“There are so many little things that we can do to make patients feel more comfortable,” Shifatu said, from signs noting that an office is LGBTQ-friendly to making sure to address someone by their preferred name. “Making curricular changes to core courses is a big task, but we have had a lot of positive feedback, and I am excited for that to keep going.”

While her fellow students carry on the work she began, Shifatu will start her residency in child neurology at Children’s National Hospital in Washington, D.C. It’s the next step in a dream she has carried with her since high school in Lagos.

“In Nigeria, you have to decide pretty much at the start of high school what you want to do, and I was interested in medicine because I liked science,” she said. Shifatu comes from a big family – she counts more than 70 cousins – and grew up surrounded by children. Becoming a pediatrician felt like a natural fit.

The neurology part, though, came as a bit of surprise. Shifatu first encountered child neurology during her third year at UVA, when students rotate through different departments, and she loved it right away.

“I fell in love with neurology, which I really was not expecting,” she said. “You see things that no one else in the hospital really sees, and it’s all about thinking about problems in different ways and coming up with solutions. It’s Sherlock Holmes mystery-solving, in a way.”

As a child neurologist, Shifatu will treat children with a range of neurological disorders, ranging from more common concerns like epilepsy to very rare genetic disorders. Because the disorders are often long-term or life-long, child neurologists frequently work with a child from infancy through young adulthood.

“It’s very eye-opening, as a physician, to have these long-term relationships and really be a voice for them and their families,” Shifatu said.

She is particularly excited to be at Children’s National, which treats patients from all over the world and has a particularly diverse team.

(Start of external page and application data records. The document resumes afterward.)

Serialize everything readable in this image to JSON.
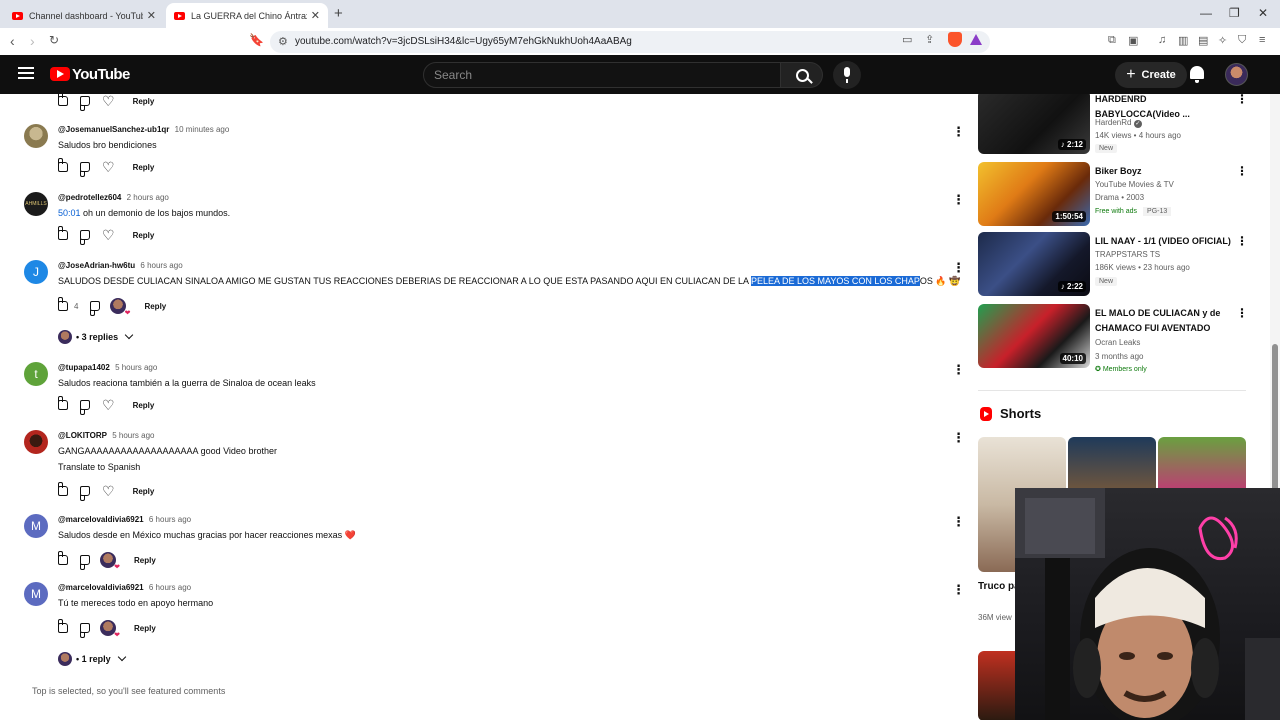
{
  "browser": {
    "tabs": [
      {
        "label": "Channel dashboard - YouTube Studio"
      },
      {
        "label": "La GUERRA del Chino Ántrax vs"
      }
    ],
    "url": "youtube.com/watch?v=3jcDSLsiH34&lc=Ugy65yM7ehGkNukhUoh4AaABAg"
  },
  "masthead": {
    "logo_text": "YouTube",
    "search_placeholder": "Search",
    "create_label": "Create"
  },
  "comments": [
    {
      "handle": "@JosemanuelSanchez-ub1qr",
      "time": "10 minutes ago",
      "text": "Saludos bro bendiciones",
      "reply_label": "Reply",
      "avatar_color": "#a8986a"
    },
    {
      "handle": "@pedrotellez604",
      "time": "2 hours ago",
      "timestamp_link": "50:01",
      "text": "oh un demonio de los bajos mundos.",
      "reply_label": "Reply",
      "avatar_color": "#1b1b1b"
    },
    {
      "handle": "@JoseAdrian-hw6tu",
      "time": "6 hours ago",
      "avatar_letter": "J",
      "avatar_color": "#1e88e5",
      "text_before": "SALUDOS DESDE CULIACAN SINALOA AMIGO ME GUSTAN TUS REACCIONES  DEBERIAS DE REACCIONAR A LO QUE ESTA PASANDO AQUI EN CULIACAN DE LA ",
      "text_highlight": "PELEA DE LOS MAYOS CON LOS CHAP",
      "text_after": "OS 🔥 🤠",
      "likes": "4",
      "reply_label": "Reply",
      "replies_label": "3 replies"
    },
    {
      "handle": "@tupapa1402",
      "time": "5 hours ago",
      "avatar_letter": "t",
      "avatar_color": "#5fa33a",
      "text": "Saludos reaciona también a la guerra de Sinaloa de ocean leaks",
      "reply_label": "Reply"
    },
    {
      "handle": "@LOKITORP",
      "time": "5 hours ago",
      "avatar_color": "#b3261e",
      "text": "GANGAAAAAAAAAAAAAAAAAAA good Video brother",
      "translate": "Translate to Spanish",
      "reply_label": "Reply"
    },
    {
      "handle": "@marcelovaldivia6921",
      "time": "6 hours ago",
      "avatar_letter": "M",
      "avatar_color": "#5c6bc0",
      "text": "Saludos desde en México muchas gracias por hacer reacciones mexas ❤️",
      "reply_label": "Reply"
    },
    {
      "handle": "@marcelovaldivia6921",
      "time": "6 hours ago",
      "avatar_letter": "M",
      "avatar_color": "#5c6bc0",
      "text": "Tú te mereces todo en apoyo hermano",
      "reply_label": "Reply",
      "replies_label": "1 reply"
    }
  ],
  "comments_notice": "Top is selected, so you'll see featured comments",
  "sidebar": {
    "videos": [
      {
        "title": "HARDENRD BABYLOCCA(Video ...",
        "channel": "HardenRd",
        "stats": "14K views • 4 hours ago",
        "badge": "New",
        "duration": "♪ 2:12"
      },
      {
        "title": "Biker Boyz",
        "channel": "YouTube Movies & TV",
        "stats": "Drama • 2003",
        "badge": "Free with ads",
        "badge2": "PG-13",
        "duration": "1:50:54"
      },
      {
        "title": "LIL NAAY - 1/1 (VIDEO OFICIAL)",
        "channel": "TRAPPSTARS TS",
        "stats": "186K views • 23 hours ago",
        "badge": "New",
        "duration": "♪ 2:22"
      },
      {
        "title": "EL MALO DE CULIACAN y de CHAMACO FUI AVENTADO",
        "channel": "Ocran Leaks",
        "stats": "3 months ago",
        "badge": "Members only",
        "duration": "40:10"
      }
    ],
    "shorts_heading": "Shorts",
    "short_title": "Truco pa vender",
    "short_views": "36M view"
  },
  "colors": {
    "accent": "#065fd4",
    "brand": "#ff0000",
    "highlight": "#1a6ad6"
  }
}
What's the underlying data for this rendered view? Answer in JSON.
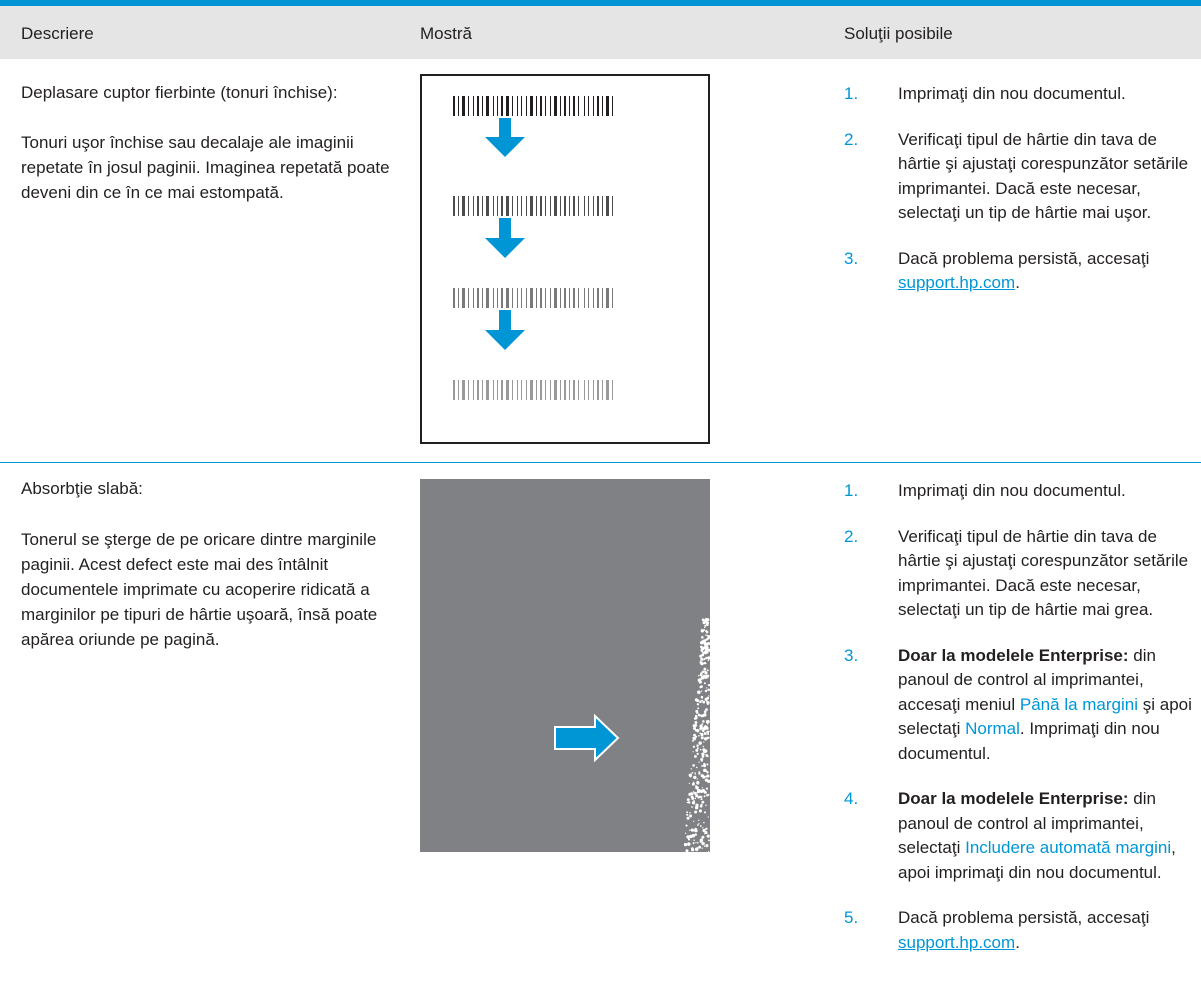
{
  "header": {
    "col_description": "Descriere",
    "col_sample": "Mostră",
    "col_solutions": "Soluţii posibile"
  },
  "rows": [
    {
      "title": "Deplasare cuptor fierbinte (tonuri închise):",
      "description": "Tonuri uşor închise sau decalaje ale imaginii repetate în josul paginii. Imaginea repetată poate deveni din ce în ce mai estompată.",
      "solutions": [
        {
          "num": "1.",
          "text": "Imprimaţi din nou documentul."
        },
        {
          "num": "2.",
          "text": "Verificaţi tipul de hârtie din tava de hârtie şi ajustaţi corespunzător setările imprimantei. Dacă este necesar, selectaţi un tip de hârtie mai uşor."
        },
        {
          "num": "3.",
          "text_before": "Dacă problema persistă, accesaţi ",
          "link": "support.hp.com",
          "text_after": "."
        }
      ]
    },
    {
      "title": "Absorbţie slabă:",
      "description": "Tonerul se şterge de pe oricare dintre marginile paginii. Acest defect este mai des întâlnit documentele imprimate cu acoperire ridicată a marginilor pe tipuri de hârtie uşoară, însă poate apărea oriunde pe pagină.",
      "solutions": [
        {
          "num": "1.",
          "text": "Imprimaţi din nou documentul."
        },
        {
          "num": "2.",
          "text": "Verificaţi tipul de hârtie din tava de hârtie şi ajustaţi corespunzător setările imprimantei. Dacă este necesar, selectaţi un tip de hârtie mai grea."
        },
        {
          "num": "3.",
          "bold": "Doar la modelele Enterprise:",
          "text_a": " din panoul de control al imprimantei, accesaţi meniul ",
          "hl_a": "Până la margini",
          "text_b": " şi apoi selectaţi ",
          "hl_b": "Normal",
          "text_c": ". Imprimaţi din nou documentul."
        },
        {
          "num": "4.",
          "bold": "Doar la modelele Enterprise:",
          "text_a": " din panoul de control al imprimantei, selectaţi ",
          "hl_a": "Includere automată margini",
          "text_b": ", apoi imprimaţi din nou documentul."
        },
        {
          "num": "5.",
          "text_before": "Dacă problema persistă, accesaţi ",
          "link": "support.hp.com",
          "text_after": "."
        }
      ]
    }
  ],
  "colors": {
    "accent": "#0096d6",
    "header_bg": "#e5e5e5",
    "sample_gray": "#808184"
  },
  "icons": [
    "down-arrow-icon",
    "right-arrow-icon",
    "barcode-icon"
  ]
}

“It’s a phenomenal hospital, and I will get to work with people from so many different backgrounds,” she said. “It feels like a great fit.”